Print, please, the line that contains "Transcribe this image's" and each line after it to the end of the entries, unchanged and with nothing else.

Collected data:
━━━━━━

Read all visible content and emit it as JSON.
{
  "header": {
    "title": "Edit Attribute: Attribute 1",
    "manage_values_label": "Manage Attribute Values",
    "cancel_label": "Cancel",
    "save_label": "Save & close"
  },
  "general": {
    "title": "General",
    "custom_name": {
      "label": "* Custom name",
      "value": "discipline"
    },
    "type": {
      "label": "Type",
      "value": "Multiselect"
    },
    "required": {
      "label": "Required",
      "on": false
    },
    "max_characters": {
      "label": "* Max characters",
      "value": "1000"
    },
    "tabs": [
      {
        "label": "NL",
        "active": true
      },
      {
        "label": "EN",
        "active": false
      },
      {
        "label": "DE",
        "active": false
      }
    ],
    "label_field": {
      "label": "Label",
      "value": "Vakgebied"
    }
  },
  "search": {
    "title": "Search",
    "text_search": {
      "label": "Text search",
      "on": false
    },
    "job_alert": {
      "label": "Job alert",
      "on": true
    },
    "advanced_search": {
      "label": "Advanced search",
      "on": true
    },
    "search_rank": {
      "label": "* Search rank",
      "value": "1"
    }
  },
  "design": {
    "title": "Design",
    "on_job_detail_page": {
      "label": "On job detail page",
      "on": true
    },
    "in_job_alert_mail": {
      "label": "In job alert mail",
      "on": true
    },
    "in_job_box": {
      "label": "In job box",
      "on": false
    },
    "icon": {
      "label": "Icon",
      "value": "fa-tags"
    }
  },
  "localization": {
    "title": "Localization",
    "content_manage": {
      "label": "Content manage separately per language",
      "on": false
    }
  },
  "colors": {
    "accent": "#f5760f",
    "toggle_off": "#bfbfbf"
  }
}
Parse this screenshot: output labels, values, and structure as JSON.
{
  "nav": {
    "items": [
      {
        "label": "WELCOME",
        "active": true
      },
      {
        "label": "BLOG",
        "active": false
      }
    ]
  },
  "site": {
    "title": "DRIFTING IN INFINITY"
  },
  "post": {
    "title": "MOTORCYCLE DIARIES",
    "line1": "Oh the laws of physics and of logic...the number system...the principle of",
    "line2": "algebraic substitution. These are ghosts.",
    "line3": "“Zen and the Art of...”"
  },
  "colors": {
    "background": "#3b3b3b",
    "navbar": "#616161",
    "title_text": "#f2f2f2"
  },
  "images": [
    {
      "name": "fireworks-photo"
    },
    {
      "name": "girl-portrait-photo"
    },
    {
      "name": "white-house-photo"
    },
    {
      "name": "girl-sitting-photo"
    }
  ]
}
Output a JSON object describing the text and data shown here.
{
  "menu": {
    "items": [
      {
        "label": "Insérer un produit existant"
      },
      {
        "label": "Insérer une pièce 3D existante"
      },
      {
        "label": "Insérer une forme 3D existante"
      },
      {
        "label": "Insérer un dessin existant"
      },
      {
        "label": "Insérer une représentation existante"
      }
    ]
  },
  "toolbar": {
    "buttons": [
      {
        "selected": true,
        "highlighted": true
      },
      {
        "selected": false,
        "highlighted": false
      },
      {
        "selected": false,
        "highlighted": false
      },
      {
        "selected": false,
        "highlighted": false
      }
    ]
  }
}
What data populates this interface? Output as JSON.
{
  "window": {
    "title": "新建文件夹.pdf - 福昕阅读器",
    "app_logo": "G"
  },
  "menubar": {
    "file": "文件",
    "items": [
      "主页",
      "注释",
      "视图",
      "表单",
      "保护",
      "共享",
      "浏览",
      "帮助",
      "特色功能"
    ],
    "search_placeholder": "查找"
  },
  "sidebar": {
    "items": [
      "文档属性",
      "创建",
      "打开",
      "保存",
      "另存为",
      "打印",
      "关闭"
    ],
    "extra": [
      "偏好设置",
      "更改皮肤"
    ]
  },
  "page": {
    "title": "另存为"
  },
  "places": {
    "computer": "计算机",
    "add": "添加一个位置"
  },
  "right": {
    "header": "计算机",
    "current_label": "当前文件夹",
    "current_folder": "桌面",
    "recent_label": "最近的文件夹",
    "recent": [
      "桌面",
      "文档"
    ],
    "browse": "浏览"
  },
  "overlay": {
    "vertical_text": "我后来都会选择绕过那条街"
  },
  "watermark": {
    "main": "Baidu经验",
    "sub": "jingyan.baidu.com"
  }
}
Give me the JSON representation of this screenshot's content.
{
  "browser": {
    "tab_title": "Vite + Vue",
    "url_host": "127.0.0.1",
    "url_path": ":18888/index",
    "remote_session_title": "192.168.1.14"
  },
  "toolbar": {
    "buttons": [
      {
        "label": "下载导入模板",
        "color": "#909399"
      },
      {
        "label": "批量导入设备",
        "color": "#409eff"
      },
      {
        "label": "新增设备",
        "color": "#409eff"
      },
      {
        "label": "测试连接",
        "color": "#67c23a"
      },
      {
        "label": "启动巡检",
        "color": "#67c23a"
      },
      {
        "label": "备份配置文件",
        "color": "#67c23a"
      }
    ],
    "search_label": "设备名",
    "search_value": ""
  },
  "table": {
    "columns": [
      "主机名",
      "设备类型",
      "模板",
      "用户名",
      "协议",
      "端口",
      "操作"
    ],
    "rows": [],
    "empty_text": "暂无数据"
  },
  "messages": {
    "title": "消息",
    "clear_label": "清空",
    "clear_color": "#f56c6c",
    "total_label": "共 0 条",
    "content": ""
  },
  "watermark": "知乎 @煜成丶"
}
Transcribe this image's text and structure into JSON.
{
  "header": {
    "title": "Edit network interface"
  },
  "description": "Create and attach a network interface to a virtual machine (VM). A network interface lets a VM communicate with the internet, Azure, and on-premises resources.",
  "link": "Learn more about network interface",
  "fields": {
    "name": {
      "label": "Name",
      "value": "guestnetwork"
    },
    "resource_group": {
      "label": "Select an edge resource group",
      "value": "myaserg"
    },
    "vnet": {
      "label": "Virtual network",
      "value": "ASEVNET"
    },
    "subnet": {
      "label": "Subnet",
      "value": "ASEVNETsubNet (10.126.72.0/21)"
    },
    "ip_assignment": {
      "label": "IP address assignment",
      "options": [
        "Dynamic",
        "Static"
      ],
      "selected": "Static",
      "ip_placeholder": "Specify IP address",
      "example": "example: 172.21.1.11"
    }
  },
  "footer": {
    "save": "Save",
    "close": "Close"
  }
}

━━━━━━

Worked solution:
Transcribe this image's text and structure into JSON.
{
  "header": {
    "title": "Edit network interface"
  },
  "description": "Create and attach a network interface to a virtual machine (VM). A network interface lets a VM communicate with the internet, Azure, and on-premises resources.",
  "link": "Learn more about network interface",
  "fields": {
    "name": {
      "label": "Name",
      "value": "guestnetwork"
    },
    "resource_group": {
      "label": "Select an edge resource group",
      "value": "myaserg"
    },
    "vnet": {
      "label": "Virtual network",
      "value": "ASEVNET"
    },
    "subnet": {
      "label": "Subnet",
      "value": "ASEVNETsubNet (10.126.72.0/21)"
    },
    "ip_assignment": {
      "label": "IP address assignment",
      "options": [
        "Dynamic",
        "Static"
      ],
      "selected": "Static",
      "ip_placeholder": "Specify IP address",
      "example": "example: 172.21.1.11"
    }
  },
  "footer": {
    "save": "Save",
    "close": "Close"
  }
}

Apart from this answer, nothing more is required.